We've got less than a day until the key vote on the wording of the new EU Copyright Directive, when members of the EU's legislative committee will vote on whether to include controversial mass censorship language in the proposal that the parliament will vote on.

These two proposals are the "link tax" (Article 11), which forbids linking to news stories without a license (but doesn't define "news story" or "linking," leaving it up to 28 member states to make 28 contradictory rules for this); and "copyright filters" (Article 13), requiring that everything Europeans post to the internet be automatically checked for copyright violations first, in a kind of vast, unprecedented version of YouTube's Content ID, but for everything — your Tinder profile, the code you check into Github, the skins on your Minecraft avatars.

Article 13 is every bit as defective as Article 11: it insists that companies filter their users' posts, but does not penalize people who abuse the system by falsely claiming copyright over works that don't belong to them, whether tactically (a political party using false copyright claims to suppress embarrassing footage before a key vote), or trollishly (claiming all of Shakespeare just for the pleasure of banning anyone from quoting him).

Sarah Jeong covered this today for The Verge: "legislators everywhere seem to have accepted the status quo of a digital landscape that's dominated by a handful of giants with self-perpetuating silos."

The vote will be early in the day (Central European Time) on the 20th. There is still time to contact your MEP.

For anyone who's been on the internet long enough, the problem with Article 13 is pretty clear.
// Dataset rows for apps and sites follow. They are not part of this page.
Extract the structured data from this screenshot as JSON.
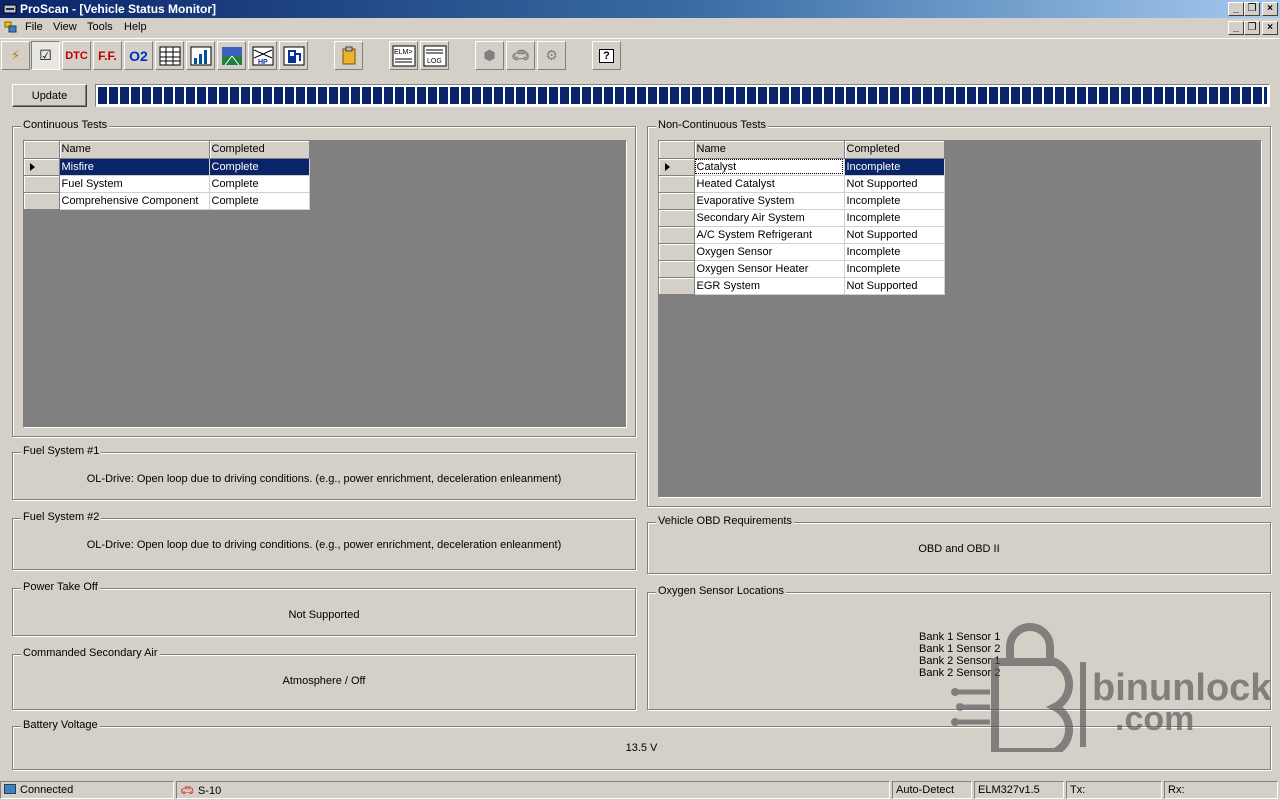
{
  "window": {
    "title": "ProScan - [Vehicle Status Monitor]"
  },
  "menu": {
    "items": [
      "File",
      "View",
      "Tools",
      "Help"
    ]
  },
  "toolbar": {
    "buttons": [
      {
        "name": "connect-icon"
      },
      {
        "name": "status-monitor-icon"
      },
      {
        "name": "dtc-icon",
        "label": "DTC"
      },
      {
        "name": "freeze-frame-icon",
        "label": "F.F."
      },
      {
        "name": "o2-sensor-icon",
        "label": "O2"
      },
      {
        "name": "data-grid-icon"
      },
      {
        "name": "graph-icon"
      },
      {
        "name": "dashboard-icon"
      },
      {
        "name": "horsepower-icon",
        "label": "HP"
      },
      {
        "name": "fuel-icon"
      },
      {
        "name": "report-icon"
      },
      {
        "name": "elm-terminal-icon",
        "label": "ELM>"
      },
      {
        "name": "log-icon",
        "label": "LOG"
      },
      {
        "name": "engine-icon"
      },
      {
        "name": "vehicle-icon"
      },
      {
        "name": "settings-icon"
      },
      {
        "name": "help-icon",
        "label": "?"
      }
    ]
  },
  "update_label": "Update",
  "progress_fraction": 1.0,
  "continuous": {
    "legend": "Continuous Tests",
    "headers": [
      "Name",
      "Completed"
    ],
    "rows": [
      {
        "name": "Misfire",
        "completed": "Complete"
      },
      {
        "name": "Fuel System",
        "completed": "Complete"
      },
      {
        "name": "Comprehensive Component",
        "completed": "Complete"
      }
    ]
  },
  "noncontinuous": {
    "legend": "Non-Continuous Tests",
    "headers": [
      "Name",
      "Completed"
    ],
    "rows": [
      {
        "name": "Catalyst",
        "completed": "Incomplete"
      },
      {
        "name": "Heated Catalyst",
        "completed": "Not Supported"
      },
      {
        "name": "Evaporative System",
        "completed": "Incomplete"
      },
      {
        "name": "Secondary Air System",
        "completed": "Incomplete"
      },
      {
        "name": "A/C System Refrigerant",
        "completed": "Not Supported"
      },
      {
        "name": "Oxygen Sensor",
        "completed": "Incomplete"
      },
      {
        "name": "Oxygen Sensor Heater",
        "completed": "Incomplete"
      },
      {
        "name": "EGR System",
        "completed": "Not Supported"
      }
    ]
  },
  "fuel1": {
    "legend": "Fuel System #1",
    "value": "OL-Drive: Open loop due to driving conditions. (e.g., power enrichment, deceleration enleanment)"
  },
  "fuel2": {
    "legend": "Fuel System #2",
    "value": "OL-Drive: Open loop due to driving conditions. (e.g., power enrichment, deceleration enleanment)"
  },
  "pto": {
    "legend": "Power Take Off",
    "value": "Not Supported"
  },
  "secair": {
    "legend": "Commanded Secondary Air",
    "value": "Atmosphere / Off"
  },
  "obd": {
    "legend": "Vehicle OBD Requirements",
    "value": "OBD and OBD II"
  },
  "o2loc": {
    "legend": "Oxygen Sensor Locations",
    "items": [
      "Bank 1 Sensor 1",
      "Bank 1 Sensor 2",
      "Bank 2 Sensor 1",
      "Bank 2 Sensor 2"
    ]
  },
  "battery": {
    "legend": "Battery Voltage",
    "value": "13.5 V"
  },
  "status": {
    "connection": "Connected",
    "vehicle": "S-10",
    "protocol": "Auto-Detect",
    "interface": "ELM327v1.5",
    "tx": "Tx:",
    "rx": "Rx:"
  },
  "watermark": {
    "text1": "binunlock",
    "text2": ".com"
  }
}
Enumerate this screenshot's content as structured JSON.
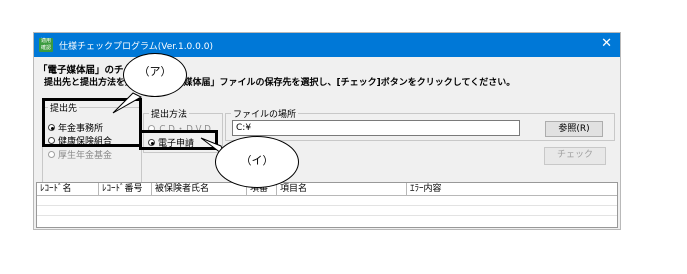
{
  "window": {
    "app_icon_label": "適用確認",
    "title": "仕様チェックプログラム(Ver.1.0.0.0)",
    "close_glyph": "✕"
  },
  "heading": "「電子媒体届」のチェック",
  "instruction": "提出先と提出方法を選択し、「電子媒体届」ファイルの保存先を選択し、[チェック]ボタンをクリックしてください。",
  "destination_group": {
    "label": "提出先",
    "options": [
      {
        "label": "年金事務所",
        "selected": true,
        "enabled": true
      },
      {
        "label": "健康保険組合",
        "selected": false,
        "enabled": true
      },
      {
        "label": "厚生年金基金",
        "selected": false,
        "enabled": false
      }
    ]
  },
  "method_group": {
    "label": "提出方法",
    "options": [
      {
        "label": "ＣＤ・ＤＶＤ",
        "selected": false,
        "enabled": false
      },
      {
        "label": "電子申請",
        "selected": true,
        "enabled": true
      }
    ]
  },
  "file_group": {
    "label": "ファイルの場所",
    "path_value": "C:¥",
    "browse_label": "参照(R)"
  },
  "check_button_label": "チェック",
  "table": {
    "columns": [
      "ﾚｺｰﾄﾞ名",
      "ﾚｺｰﾄﾞ番号",
      "被保険者氏名",
      "項番",
      "項目名",
      "ｴﾗｰ内容"
    ]
  },
  "callouts": {
    "a": "（ア）",
    "i": "（イ）"
  }
}
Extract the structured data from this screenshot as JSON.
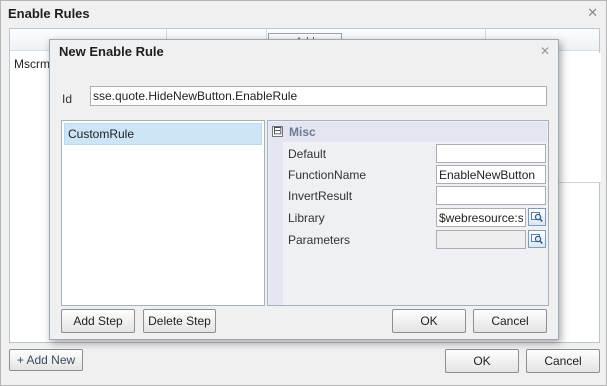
{
  "outer_dialog": {
    "title": "Enable Rules",
    "close_glyph": "✕",
    "grid_header_button": "Add",
    "row_text": "Mscrm.I",
    "add_new_label": "+ Add New",
    "ok_label": "OK",
    "cancel_label": "Cancel"
  },
  "inner_dialog": {
    "title": "New Enable Rule",
    "close_glyph": "✕",
    "id_label": "Id",
    "id_value": "sse.quote.HideNewButton.EnableRule",
    "steps": [
      {
        "label": "CustomRule",
        "selected": true
      }
    ],
    "property_category": {
      "toggle": "⊟",
      "label": "Misc"
    },
    "properties": [
      {
        "label": "Default",
        "value": ""
      },
      {
        "label": "FunctionName",
        "value": "EnableNewButton"
      },
      {
        "label": "InvertResult",
        "value": ""
      },
      {
        "label": "Library",
        "value": "$webresource:sse",
        "lookup_icon": "lookup-icon"
      },
      {
        "label": "Parameters",
        "value": "",
        "lookup_icon": "lookup-icon"
      }
    ],
    "add_step_label": "Add Step",
    "delete_step_label": "Delete Step",
    "ok_label": "OK",
    "cancel_label": "Cancel"
  },
  "colors": {
    "dialog_bg": "#f0f0f0",
    "selected_step": "#cde6f7",
    "category_text": "#6c7b95",
    "category_bg": "#e3e6f0"
  }
}
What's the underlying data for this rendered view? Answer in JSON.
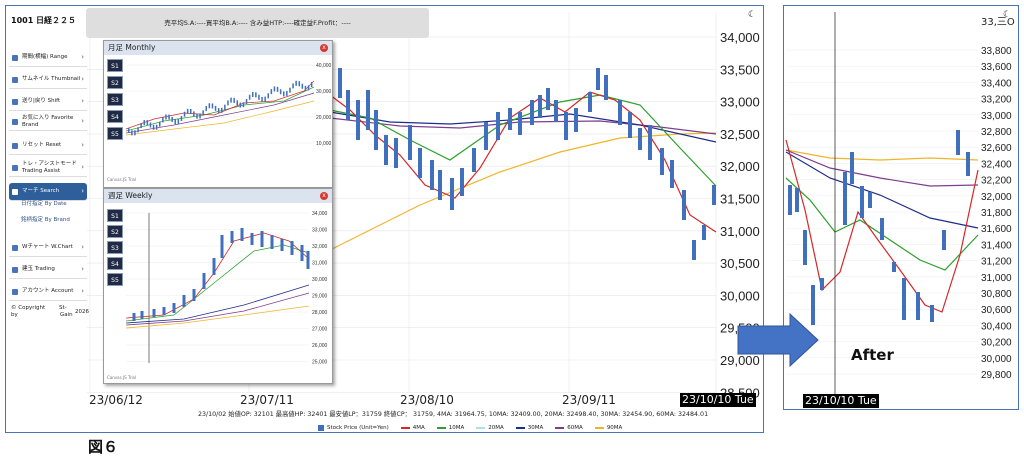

It's YouTube Content ID but for the entire internet. Axel Voss, the member of European Parliament who is taking the lead on the copyright bill, has argued that the actual proposed language never mentions a filter, although that just raises the question of what using "effective technologies" to prevent copyright infringement means, other than filtering. Although the most recently revised language exempts sites such as "online encyclopaedias," clearly aiming to exclude the likes of Wikipedia, Voss has said in the past that he cannot predict which platforms will be affected.

Remember the time YouTube Content ID took down a video with birds chirping in the background because an avant-garde song in its copyright database also had birds chirping in the background? Remember the time NASA's videos of a Mars landing got taken down by a news agency? Remember the time a live stream got cut off because people started singing "Happy Birthday"? And all this happened despite the fact that Google is really good at what it does.

Opponents of the proposal argue that if smaller platforms are also required to implement upload filtering, it'll not only be a significant burden to them, but they're likely to do a much worse job. Placing content-filtering obligations on platforms encourages them to block as much as possible, and it gives them little incentive to let innocent content through. FOSTA in the United States is a good example of how these incentives work. After the passage of the law, which was intended to combat sex trafficking on the internet, Cloudflare dropped Switter, a sex worker-friendly Mastodon instance.

New EU copyright filtering law threatens the internet as we knew it [Sarah Jeong/The Verge]